A Canadian mining company was instrumental in lobbying the Trump administration to open the Bears Ears National Monument in Utah to uranium mining, the New York Times reports.
When it was designated by President Barack Obama in December 2016, the national monument protected 547,074 hectares of arid land marked by two prominent mesas—the bear’s “ears” of Indigenous legend. In December 2017, the Trump administration withdrew protection from more than 85% of the area, effective next month.
“The vast majority” of more than 300 legacy uranium mining claims located inside the monument’s original boundaries now happen to “fall neatly outside the new boundaries of Bears Ears set by the administration,” the Times reports.
About a third of those are linked through a subsidiary to Toronto-based uranium producer Energy Fuels, the paper adds, citing its examination of U.S. Bureau of Land Management records. The company was “a notable presence” in industry lobbying directed last year at U.S. Interior Secretary Ryan Zinke to shrink the Bear’s Ears monument.
Zinke visited the Utah monument shortly after he was appointed. There, First Energy executives “openly lobbied for shrinking Bears Ears’ borders, handing out [a] map that marked the pockets the company wanted removed: areas adjacent to its White Mesa Mill, just to the east of the monument, and its Daneros Mine, which it is developing just to the west.”
Two weeks after the visit, Energy Fuels wrote Zinke’s department that uranium deposits inside the monument’s boundary “could provide valuable energy and mineral resources in the future,” and urged him to withdraw protected-area designation from the industry’s “existing or future operations”.
“Zinke has insisted that mining played no role in the decision to shrink Bears Ears,” the Times notes. But Trump, in ordering his interior secretary to review the Obama-era designation, had claimed protection might “create barriers to achieving energy independence”.
First Energy is also developing a uranium mine six miles from the Grand Canyon’s South Rim in Arizona.
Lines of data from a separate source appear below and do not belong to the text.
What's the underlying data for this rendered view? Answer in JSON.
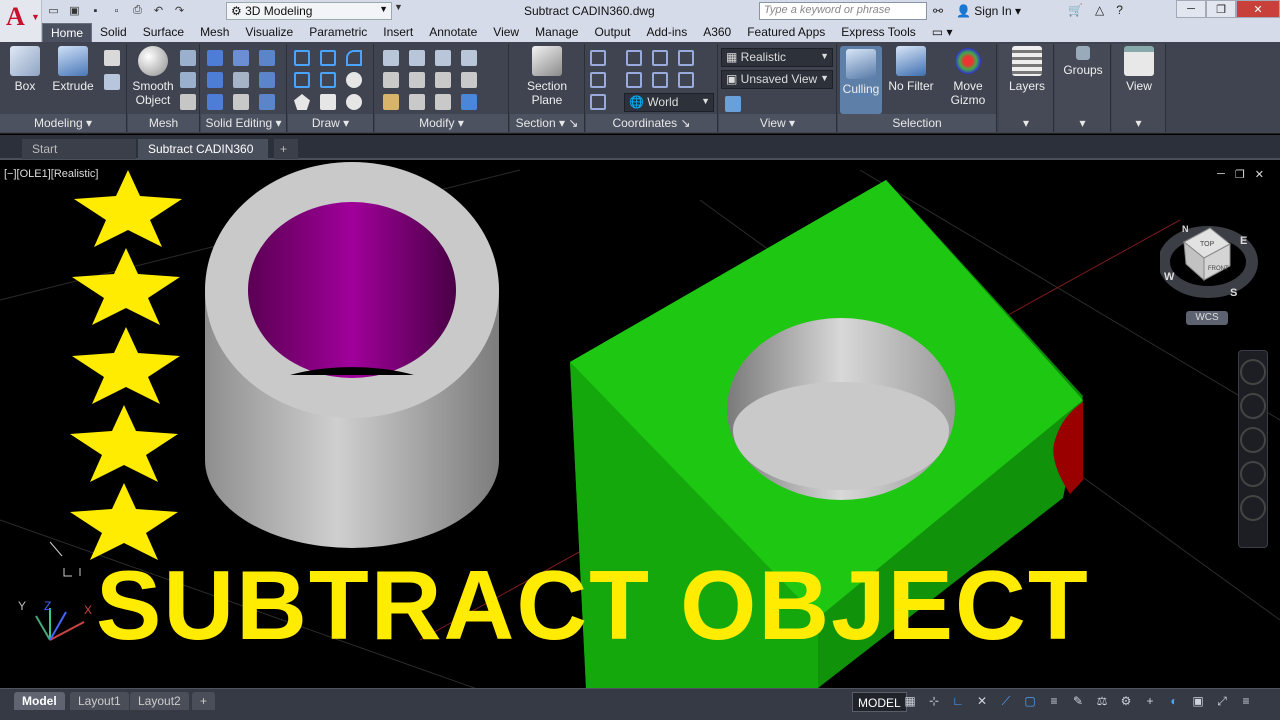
{
  "app": {
    "title": "Subtract CADIN360.dwg",
    "logo_letter": "A",
    "workspace": "3D Modeling",
    "search_placeholder": "Type a keyword or phrase",
    "sign_in": "Sign In",
    "accent_color": "#c8102e"
  },
  "ribbon": {
    "tabs": [
      "Home",
      "Solid",
      "Surface",
      "Mesh",
      "Visualize",
      "Parametric",
      "Insert",
      "Annotate",
      "View",
      "Manage",
      "Output",
      "Add-ins",
      "A360",
      "Featured Apps",
      "Express Tools"
    ],
    "active_tab": "Home",
    "panels": {
      "modeling": {
        "title": "Modeling",
        "box": "Box",
        "extrude": "Extrude"
      },
      "mesh": {
        "title": "Mesh",
        "smooth_line1": "Smooth",
        "smooth_line2": "Object"
      },
      "solid_editing": {
        "title": "Solid Editing"
      },
      "draw": {
        "title": "Draw"
      },
      "modify": {
        "title": "Modify"
      },
      "section": {
        "title": "Section",
        "sp_line1": "Section",
        "sp_line2": "Plane"
      },
      "coordinates": {
        "title": "Coordinates",
        "ucs": "World"
      },
      "view": {
        "title": "View",
        "visual_style": "Realistic",
        "named_view": "Unsaved View"
      },
      "selection": {
        "title": "Selection",
        "culling": "Culling",
        "no_filter": "No Filter",
        "gizmo_line1": "Move",
        "gizmo_line2": "Gizmo"
      },
      "layers": {
        "title": "Layers"
      },
      "groups": {
        "title": "Groups"
      },
      "viewp": {
        "title": "View"
      }
    }
  },
  "file_tabs": [
    "Start",
    "Subtract CADIN360"
  ],
  "active_file_tab": "Subtract CADIN360",
  "viewport": {
    "label": "[−][OLE1][Realistic]",
    "headline": "SUBTRACT OBJECT",
    "wcs": "WCS",
    "viewcube": {
      "top": "TOP",
      "front": "FRONT",
      "n": "N",
      "e": "E",
      "s": "S",
      "w": "W"
    },
    "colors": {
      "star": "#ffec00",
      "tube": "#b9b9b9",
      "tube_inner": "#8a007f",
      "block": "#19c40f",
      "block_dark": "#0e8a08",
      "cut": "#9a0000"
    }
  },
  "status": {
    "layouts": [
      "Model",
      "Layout1",
      "Layout2"
    ],
    "active_layout": "Model",
    "space": "MODEL"
  }
}
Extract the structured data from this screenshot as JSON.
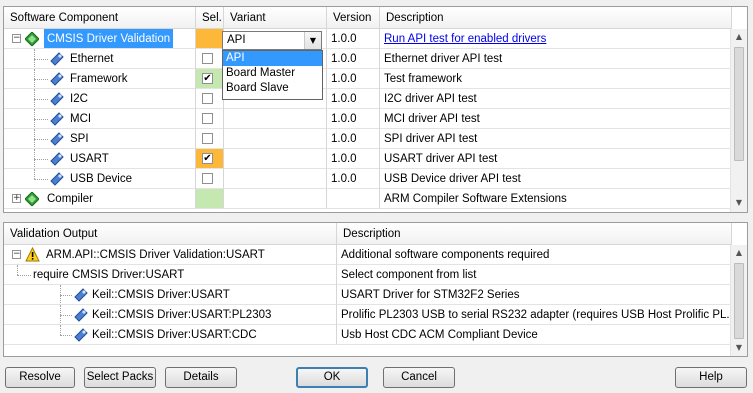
{
  "top_table": {
    "headers": {
      "component": "Software Component",
      "sel": "Sel.",
      "variant": "Variant",
      "version": "Version",
      "description": "Description"
    },
    "rows": [
      {
        "name": "CMSIS Driver Validation",
        "sel": "",
        "variant": "API",
        "version": "1.0.0",
        "description": "Run API test for enabled drivers",
        "level": 0,
        "expander": "−",
        "icon": "green-diamond-icon"
      },
      {
        "name": "Ethernet",
        "sel": "",
        "variant": "",
        "version": "1.0.0",
        "description": "Ethernet driver API test",
        "level": 1,
        "icon": "component-icon"
      },
      {
        "name": "Framework",
        "sel": "✔",
        "variant": "",
        "version": "1.0.0",
        "description": "Test framework",
        "level": 1,
        "icon": "component-icon"
      },
      {
        "name": "I2C",
        "sel": "",
        "variant": "",
        "version": "1.0.0",
        "description": "I2C driver API test",
        "level": 1,
        "icon": "component-icon"
      },
      {
        "name": "MCI",
        "sel": "",
        "variant": "",
        "version": "1.0.0",
        "description": "MCI driver API test",
        "level": 1,
        "icon": "component-icon"
      },
      {
        "name": "SPI",
        "sel": "",
        "variant": "",
        "version": "1.0.0",
        "description": "SPI driver API test",
        "level": 1,
        "icon": "component-icon"
      },
      {
        "name": "USART",
        "sel": "✔",
        "variant": "",
        "version": "1.0.0",
        "description": "USART driver API test",
        "level": 1,
        "icon": "component-icon"
      },
      {
        "name": "USB Device",
        "sel": "",
        "variant": "",
        "version": "1.0.0",
        "description": "USB Device driver API test",
        "level": 1,
        "icon": "component-icon"
      },
      {
        "name": "Compiler",
        "sel": "",
        "variant": "",
        "version": "",
        "description": "ARM Compiler Software Extensions",
        "level": 0,
        "expander": "+",
        "icon": "green-diamond-icon"
      }
    ]
  },
  "variant_dropdown": {
    "value": "API",
    "options": [
      "API",
      "Board Master",
      "Board Slave"
    ]
  },
  "validation_table": {
    "headers": {
      "output": "Validation Output",
      "description": "Description"
    },
    "rows": [
      {
        "text": "ARM.API::CMSIS Driver Validation:USART",
        "description": "Additional software components required"
      },
      {
        "text": "require CMSIS Driver:USART",
        "description": "Select component from list"
      },
      {
        "text": "Keil::CMSIS Driver:USART",
        "description": "USART Driver for STM32F2 Series"
      },
      {
        "text": "Keil::CMSIS Driver:USART:PL2303",
        "description": "Prolific PL2303 USB to serial RS232 adapter (requires USB Host Prolific PL..."
      },
      {
        "text": "Keil::CMSIS Driver:USART:CDC",
        "description": "Usb Host CDC ACM Compliant Device"
      }
    ]
  },
  "buttons": {
    "resolve": "Resolve",
    "select_packs": "Select Packs",
    "details": "Details",
    "ok": "OK",
    "cancel": "Cancel",
    "help": "Help"
  },
  "colors": {
    "selected_row": "#3399ff",
    "sel_required": "#fdb83a",
    "sel_ok": "#c4e8b0",
    "link": "#0000ee"
  }
}
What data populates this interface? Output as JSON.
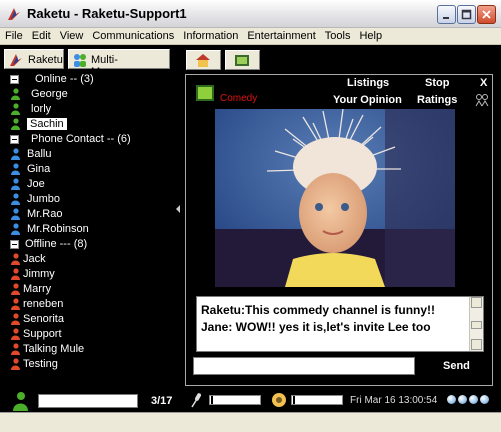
{
  "window": {
    "title": "Raketu - Raketu-Support1",
    "controls": [
      "minimize-icon",
      "maximize-icon",
      "close-icon"
    ]
  },
  "menu": [
    "File",
    "Edit",
    "View",
    "Communications",
    "Information",
    "Entertainment",
    "Tools",
    "Help"
  ],
  "left_toolbar": {
    "raketu_label": "Raketu",
    "messenger_label": "Multi-Messenger"
  },
  "contacts": {
    "groups": [
      {
        "label": "Online -- (3)",
        "members": [
          "George",
          "lorly",
          "Sachin"
        ],
        "selected": "Sachin"
      },
      {
        "label": "Phone Contact -- (6)",
        "members": [
          "Ballu",
          "Gina",
          "Joe",
          "Jumbo",
          "Mr.Rao",
          "Mr.Robinson"
        ]
      },
      {
        "label": "Offline --- (8)",
        "members": [
          "Jack",
          "Jimmy",
          "Marry",
          "reneben",
          "Senorita",
          "Support",
          "Talking Mule",
          "Testing"
        ]
      }
    ],
    "status_colors": {
      "online": "#4caf2a",
      "phone": "#3c8ee0",
      "offline": "#e04a2a"
    }
  },
  "list_footer": {
    "count": "3/17"
  },
  "channel": {
    "category": "Comedy",
    "links": {
      "listings": "Listings",
      "stop": "Stop",
      "close": "X",
      "opinion": "Your Opinion",
      "ratings": "Ratings"
    }
  },
  "chat": {
    "lines": [
      "Raketu:This commedy channel is funny!!",
      "Jane: WOW!! yes it is,let's invite Lee too"
    ],
    "send_label": "Send",
    "input_value": ""
  },
  "statusbar": {
    "datetime": "Fri Mar 16 13:00:54"
  }
}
Since excavation began on a 1,500-foot production shaft, unanticipated encounters with groundwater have released uranium-contaminated water to the surface, the Times reports.
Meanwhile, of some 500 mineshafts sunk in the area of the Bears Ears in the 1950s and 1960s to support the United States’ drive for nuclear superpower status, “all but a few still await cleanup,” the Times observes.